Music is multisensory in nature – not perceived exclusively by the ears, scientists are discovering – so the National Institutes for Health (NIH) and the Kennedy Center’s Renee Fleming are partnering in an interdisciplinary Sound Health Initiative, which aims to stir public interest in the scientific investigation of music and the brain.
Soprano Fleming, a well-known opera singer who also serves as an adviser to the Kennedy Center, also described her fascination with music’s healing ability during a recent “Music and the Mind” presentation at the University of Utah that was part of the initiative.

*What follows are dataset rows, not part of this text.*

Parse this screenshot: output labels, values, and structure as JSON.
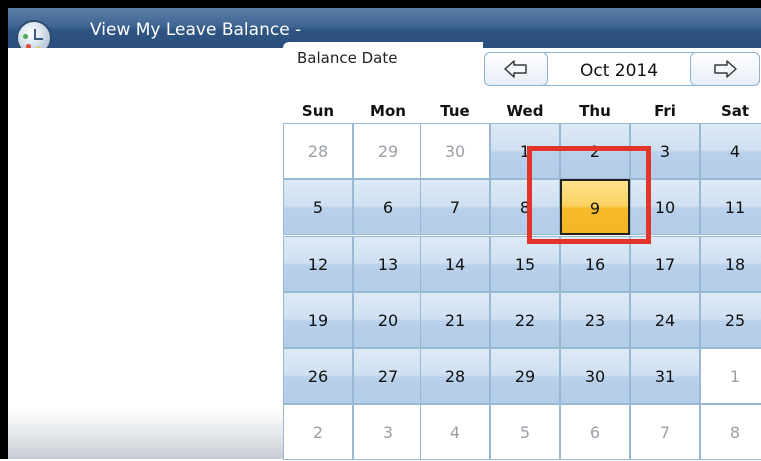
{
  "window": {
    "title": "View My Leave Balance -"
  },
  "panel": {
    "balance_label": "Balance Date"
  },
  "calendar": {
    "month_label": "Oct 2014",
    "prev_icon": "left-arrow-icon",
    "next_icon": "right-arrow-icon",
    "weekdays": [
      "Sun",
      "Mon",
      "Tue",
      "Wed",
      "Thu",
      "Fri",
      "Sat"
    ],
    "weeks": [
      [
        "28",
        "29",
        "30",
        "1",
        "2",
        "3",
        "4"
      ],
      [
        "5",
        "6",
        "7",
        "8",
        "9",
        "10",
        "11"
      ],
      [
        "12",
        "13",
        "14",
        "15",
        "16",
        "17",
        "18"
      ],
      [
        "19",
        "20",
        "21",
        "22",
        "23",
        "24",
        "25"
      ],
      [
        "26",
        "27",
        "28",
        "29",
        "30",
        "31",
        "1"
      ],
      [
        "2",
        "3",
        "4",
        "5",
        "6",
        "7",
        "8"
      ]
    ],
    "selected_day": "9"
  },
  "colors": {
    "title_bar": "#2f5583",
    "day_cell": "#c7dcf0",
    "selected_day": "#f7c23a",
    "highlight_box": "#e3342a"
  }
}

There, Fleming joined University of Utah neurologists Norman Foster and Jeffrey Anderson to offer their perspective on music’s potential power to change the mind and improve its capacity for language; the session further illuminated possibilities for music to treat neurological disorders such as Alzheimer’s, a University of Utah release said.
“Alzheimer disease robs a person of their memories, of their past,” Foster said in the release, referring to the fine arts as “an important window” to comprehending the disease. “Pictures and music help to retrieve these memories.”
Referring to evidence of Alzheimer’s patients who displayed progress in communication following music therapy, Fleming developed an interest in educating the public about the healing potential of the arts.
“I have become very interested in science and medicine, and I started noticing that more and more there were new neurologic studies on music and the brain,” Fleming said in a Kennedy Center article, according to the release. “I really want this message to get out because if people understood the power of arts in our lives (it would affect the way we make arts accessible to everyone).”